Schokoladen started in 1990 with a bunch of artists squatting in a former chocolate factory. After decades of trouble with neighbours and the building’s owner, the place is now an officially recognized cultural project subsidized by the city. It may look a little like a museum in its derelict post-wall glory, but the atmosphere is lively. Nearly every night there is either a concert, a party, a book reading, or some other event. Prices are reasonable and the bands that play are generally indie and at the beginning of their careers. What is not Berlin at all about this club is that concerts start at 7pm and parties at 9pm, no doubt because the area is now inhabited by former hipsters and their nuclear families.
One of the most exciting Berlin clubs these days is Griessmühle. Occupying a spacious compound at the edge of a canal, it hosts several underground organized party series, many catering to a gay audience. A former grain mill, from which the club derives its name, the space is a confusing ensemble of bars, dance floors, open spaces, a garden, seemingly abandoned rooms, and stairs apparently leading nowhere. It’s located in Neukölln, which has transformed from a primarily residential area for immigrants to one of the coolest places in town. The best thing about Griessmühle is its diversity: It hosts a wide array of parties that cover nearly every aspect of club life, sexual preference and music taste, whether techno, house, minimal or disco. Griessmühle represents the image Berlin is nursing devotedly: that of a broad-minded, forgiving, free-thinking, liberal and libertine city.

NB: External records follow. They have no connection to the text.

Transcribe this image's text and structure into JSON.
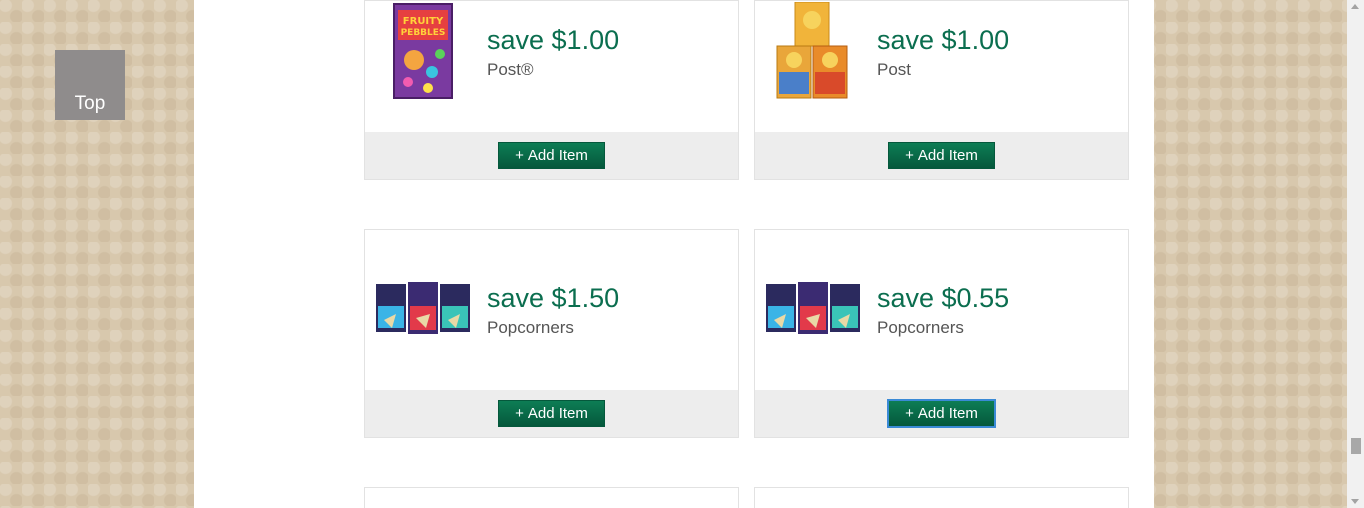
{
  "top_button": {
    "label": "Top"
  },
  "coupons": [
    {
      "save": "save $1.00",
      "brand": "Post®",
      "button": "Add Item",
      "image": "fruity-pebbles-cereal-box"
    },
    {
      "save": "save $1.00",
      "brand": "Post",
      "button": "Add Item",
      "image": "honey-bunches-of-oats-boxes"
    },
    {
      "save": "save $1.50",
      "brand": "Popcorners",
      "button": "Add Item",
      "image": "popcorners-bags"
    },
    {
      "save": "save $0.55",
      "brand": "Popcorners",
      "button": "Add Item",
      "image": "popcorners-bags"
    }
  ],
  "colors": {
    "accent_green": "#0b6e4f",
    "button_green": "#05583c",
    "page_bg": "#d8c8ad"
  }
}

Listening to the songs of Seeed, probably the most successful band besides Rammstein to come out of Berlin since the wall came down, you might well imagine yourself in the Caribbean. The 11-member reggae band Seeed was born in Yaam Club. From its beginnings in 1994, the club has been a place where all nationalities living in Berlin come together. Over the years, the open-air club has had to change its location, but two things have remained: its multicultural ethos and proximity to the Spree river. Especially on a hot summer’s day, with reggae, dancehall and hip hop on offer, Yaam makes Berlin feel like a Caribbean town.

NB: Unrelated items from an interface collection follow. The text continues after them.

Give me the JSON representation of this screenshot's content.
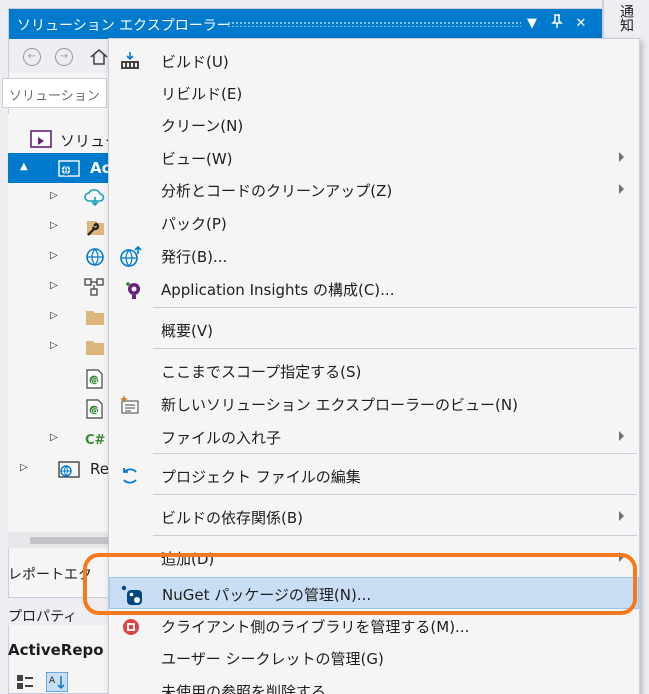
{
  "solution_explorer": {
    "title": "ソリューション エクスプローラー",
    "search_placeholder": "ソリューション",
    "tree": [
      {
        "label": "ソリュー",
        "icon": "solution-icon"
      },
      {
        "label": "Acti",
        "icon": "web-project-icon",
        "selected": true
      },
      {
        "label": "",
        "icon": "connected-services-icon"
      },
      {
        "label": "",
        "icon": "properties-icon"
      },
      {
        "label": "",
        "icon": "globe-icon"
      },
      {
        "label": "",
        "icon": "dependencies-icon"
      },
      {
        "label": "",
        "icon": "folder-icon"
      },
      {
        "label": "",
        "icon": "folder-icon"
      },
      {
        "label": "",
        "icon": "razor-file-icon"
      },
      {
        "label": "",
        "icon": "razor-file-icon"
      },
      {
        "label": "C#",
        "icon": "csharp-file-icon"
      },
      {
        "label": "Re",
        "icon": "web-project-icon"
      }
    ],
    "report_tab": "レポートエク",
    "properties_title": "プロパティ",
    "properties_object": "ActiveRepo"
  },
  "right_strip": {
    "notify_tab": "通知"
  },
  "context_menu": {
    "items": [
      {
        "label": "ビルド(U)",
        "icon": "build-icon",
        "submenu": false
      },
      {
        "label": "リビルド(E)",
        "icon": "",
        "submenu": false
      },
      {
        "label": "クリーン(N)",
        "icon": "",
        "submenu": false
      },
      {
        "label": "ビュー(W)",
        "icon": "",
        "submenu": true
      },
      {
        "label": "分析とコードのクリーンアップ(Z)",
        "icon": "",
        "submenu": true
      },
      {
        "label": "パック(P)",
        "icon": "",
        "submenu": false
      },
      {
        "label": "発行(B)...",
        "icon": "publish-icon",
        "submenu": false
      },
      {
        "label": "Application Insights の構成(C)...",
        "icon": "application-insights-icon",
        "submenu": false
      },
      {
        "label": "概要(V)",
        "icon": "",
        "submenu": false
      },
      {
        "label": "ここまでスコープ指定する(S)",
        "icon": "",
        "submenu": false
      },
      {
        "label": "新しいソリューション エクスプローラーのビュー(N)",
        "icon": "new-view-icon",
        "submenu": false
      },
      {
        "label": "ファイルの入れ子",
        "icon": "",
        "submenu": true
      },
      {
        "label": "プロジェクト ファイルの編集",
        "icon": "edit-project-icon",
        "submenu": false
      },
      {
        "label": "ビルドの依存関係(B)",
        "icon": "",
        "submenu": true
      },
      {
        "label": "追加(D)",
        "icon": "",
        "submenu": true
      },
      {
        "label": "NuGet パッケージの管理(N)...",
        "icon": "nuget-icon",
        "submenu": false,
        "highlighted": true
      },
      {
        "label": "クライアント側のライブラリを管理する(M)...",
        "icon": "library-icon",
        "submenu": false
      },
      {
        "label": "ユーザー シークレットの管理(G)",
        "icon": "",
        "submenu": false
      },
      {
        "label": "未使用の参照を削除する",
        "icon": "",
        "submenu": false
      }
    ]
  },
  "colors": {
    "accent": "#007acc",
    "highlight_ring": "#f5791d",
    "menu_hover": "#c9def5"
  }
}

Möbel Olfe is not easy to find. Located in an old furniture store in West Berlin, it calls itself a “trinkhalle", or drinking hall. It is a reminder of a once vibrant and diverse neighbourhood pub and bar culture. This part of Kreuzberg, called Little Istanbul because it is dominated by Berliners with Turkish roots, has recently become gentrified. Möbel Olfe, with its bare walls, seems mostly unaffected by these developments. It is popular with the LGBTQ+ crowd, but also attracts professionals drinking their first after-hours beers, and the creative proletariat hoping for an epiphany.

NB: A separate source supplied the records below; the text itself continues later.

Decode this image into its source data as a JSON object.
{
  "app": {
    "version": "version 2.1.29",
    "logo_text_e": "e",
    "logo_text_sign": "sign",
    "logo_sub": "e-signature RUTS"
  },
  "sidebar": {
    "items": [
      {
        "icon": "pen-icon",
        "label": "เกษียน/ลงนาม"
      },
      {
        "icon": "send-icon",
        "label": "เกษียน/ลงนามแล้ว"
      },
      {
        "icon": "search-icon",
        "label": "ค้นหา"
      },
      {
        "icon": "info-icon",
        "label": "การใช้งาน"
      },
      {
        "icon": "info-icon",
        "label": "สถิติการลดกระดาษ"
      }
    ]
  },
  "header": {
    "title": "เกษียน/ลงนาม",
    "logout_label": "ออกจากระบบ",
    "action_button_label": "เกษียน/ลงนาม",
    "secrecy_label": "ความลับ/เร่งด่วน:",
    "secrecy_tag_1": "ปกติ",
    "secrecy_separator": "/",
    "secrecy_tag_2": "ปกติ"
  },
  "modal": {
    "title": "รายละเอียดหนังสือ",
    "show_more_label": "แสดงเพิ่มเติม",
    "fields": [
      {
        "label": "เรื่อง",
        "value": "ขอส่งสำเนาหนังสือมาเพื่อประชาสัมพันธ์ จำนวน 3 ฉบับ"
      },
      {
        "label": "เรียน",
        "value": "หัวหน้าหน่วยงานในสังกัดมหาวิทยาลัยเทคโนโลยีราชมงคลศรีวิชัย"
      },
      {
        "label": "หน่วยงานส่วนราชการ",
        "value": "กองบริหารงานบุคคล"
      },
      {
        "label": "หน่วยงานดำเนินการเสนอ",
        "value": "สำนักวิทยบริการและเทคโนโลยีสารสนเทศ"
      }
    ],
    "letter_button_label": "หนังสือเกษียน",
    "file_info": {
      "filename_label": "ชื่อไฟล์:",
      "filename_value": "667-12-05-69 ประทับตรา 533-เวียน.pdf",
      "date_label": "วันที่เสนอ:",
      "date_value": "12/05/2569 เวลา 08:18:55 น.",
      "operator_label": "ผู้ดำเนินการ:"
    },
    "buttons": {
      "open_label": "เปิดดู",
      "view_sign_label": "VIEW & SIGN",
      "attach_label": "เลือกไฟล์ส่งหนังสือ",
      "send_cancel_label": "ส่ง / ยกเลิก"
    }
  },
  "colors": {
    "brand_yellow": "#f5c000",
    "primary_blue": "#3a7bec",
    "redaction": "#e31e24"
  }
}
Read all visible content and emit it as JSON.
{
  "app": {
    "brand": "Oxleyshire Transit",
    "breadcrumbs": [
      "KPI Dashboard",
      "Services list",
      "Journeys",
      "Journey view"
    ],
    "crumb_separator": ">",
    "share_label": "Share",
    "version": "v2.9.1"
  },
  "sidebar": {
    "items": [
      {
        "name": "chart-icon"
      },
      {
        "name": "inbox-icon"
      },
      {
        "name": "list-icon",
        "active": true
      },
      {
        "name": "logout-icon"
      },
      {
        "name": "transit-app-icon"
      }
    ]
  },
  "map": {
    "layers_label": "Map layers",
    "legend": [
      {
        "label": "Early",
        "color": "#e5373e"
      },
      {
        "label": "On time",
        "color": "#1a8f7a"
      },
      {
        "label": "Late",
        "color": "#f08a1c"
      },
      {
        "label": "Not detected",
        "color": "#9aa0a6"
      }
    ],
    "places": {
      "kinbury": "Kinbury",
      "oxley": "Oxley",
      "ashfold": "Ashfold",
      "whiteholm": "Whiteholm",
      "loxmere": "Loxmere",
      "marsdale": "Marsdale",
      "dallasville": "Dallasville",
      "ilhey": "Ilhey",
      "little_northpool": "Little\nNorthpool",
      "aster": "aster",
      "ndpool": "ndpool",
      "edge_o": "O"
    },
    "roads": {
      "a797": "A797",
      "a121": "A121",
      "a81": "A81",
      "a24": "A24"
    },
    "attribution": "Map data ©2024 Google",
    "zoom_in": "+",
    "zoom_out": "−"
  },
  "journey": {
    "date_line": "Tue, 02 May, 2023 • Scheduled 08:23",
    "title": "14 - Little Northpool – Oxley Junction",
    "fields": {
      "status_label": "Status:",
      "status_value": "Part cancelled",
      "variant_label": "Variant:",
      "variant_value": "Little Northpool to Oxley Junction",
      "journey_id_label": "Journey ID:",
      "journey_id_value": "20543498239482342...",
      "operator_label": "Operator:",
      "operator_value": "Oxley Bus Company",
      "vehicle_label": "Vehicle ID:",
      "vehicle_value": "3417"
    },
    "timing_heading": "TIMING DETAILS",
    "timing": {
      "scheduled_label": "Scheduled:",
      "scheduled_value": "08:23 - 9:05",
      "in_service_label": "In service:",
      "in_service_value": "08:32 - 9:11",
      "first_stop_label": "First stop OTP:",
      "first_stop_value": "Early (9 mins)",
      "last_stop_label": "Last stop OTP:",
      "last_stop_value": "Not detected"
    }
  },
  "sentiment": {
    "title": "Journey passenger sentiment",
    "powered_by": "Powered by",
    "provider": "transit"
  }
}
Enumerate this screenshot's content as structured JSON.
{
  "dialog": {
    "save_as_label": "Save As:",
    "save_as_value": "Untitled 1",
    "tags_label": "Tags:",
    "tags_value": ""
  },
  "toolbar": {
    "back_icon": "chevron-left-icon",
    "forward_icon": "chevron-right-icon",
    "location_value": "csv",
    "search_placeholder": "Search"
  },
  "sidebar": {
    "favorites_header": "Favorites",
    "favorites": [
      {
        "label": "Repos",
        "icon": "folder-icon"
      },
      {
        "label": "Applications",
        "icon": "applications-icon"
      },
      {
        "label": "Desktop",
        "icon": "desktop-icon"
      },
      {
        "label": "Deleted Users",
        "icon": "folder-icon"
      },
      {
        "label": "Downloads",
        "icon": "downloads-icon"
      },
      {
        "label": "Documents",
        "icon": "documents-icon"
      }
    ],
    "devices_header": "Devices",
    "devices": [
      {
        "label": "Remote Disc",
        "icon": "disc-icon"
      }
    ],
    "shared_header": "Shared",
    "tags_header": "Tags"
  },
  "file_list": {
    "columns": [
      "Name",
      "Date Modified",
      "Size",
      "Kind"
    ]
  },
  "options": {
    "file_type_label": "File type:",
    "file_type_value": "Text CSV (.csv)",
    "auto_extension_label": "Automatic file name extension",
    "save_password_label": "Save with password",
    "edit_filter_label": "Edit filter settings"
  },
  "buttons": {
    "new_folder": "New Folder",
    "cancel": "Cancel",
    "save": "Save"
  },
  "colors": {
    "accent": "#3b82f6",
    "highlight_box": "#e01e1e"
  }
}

After you’ve had a few draught beers, wander down Skalitzer Straße, along the elevated U-Bahn, and look out for an underground concert at Monarch. Finally, close the night on Schlesische Straße, on what has become Las Ramblas of Berlin, the city’s most lively and happening promenade. Here, busloads of tourists walk through the street carrying a glass of alcohol in their hand and the idea in their head that they will find the essence of Berlin on this very street. A deceptive hope, but that’s okay, Berlin can handle it. As PVC put it 36 years ago: “You all may join in if you like to see Berlin by night."
The writer was a Media Ambassadors India-Germany fellow with Lounge for two months.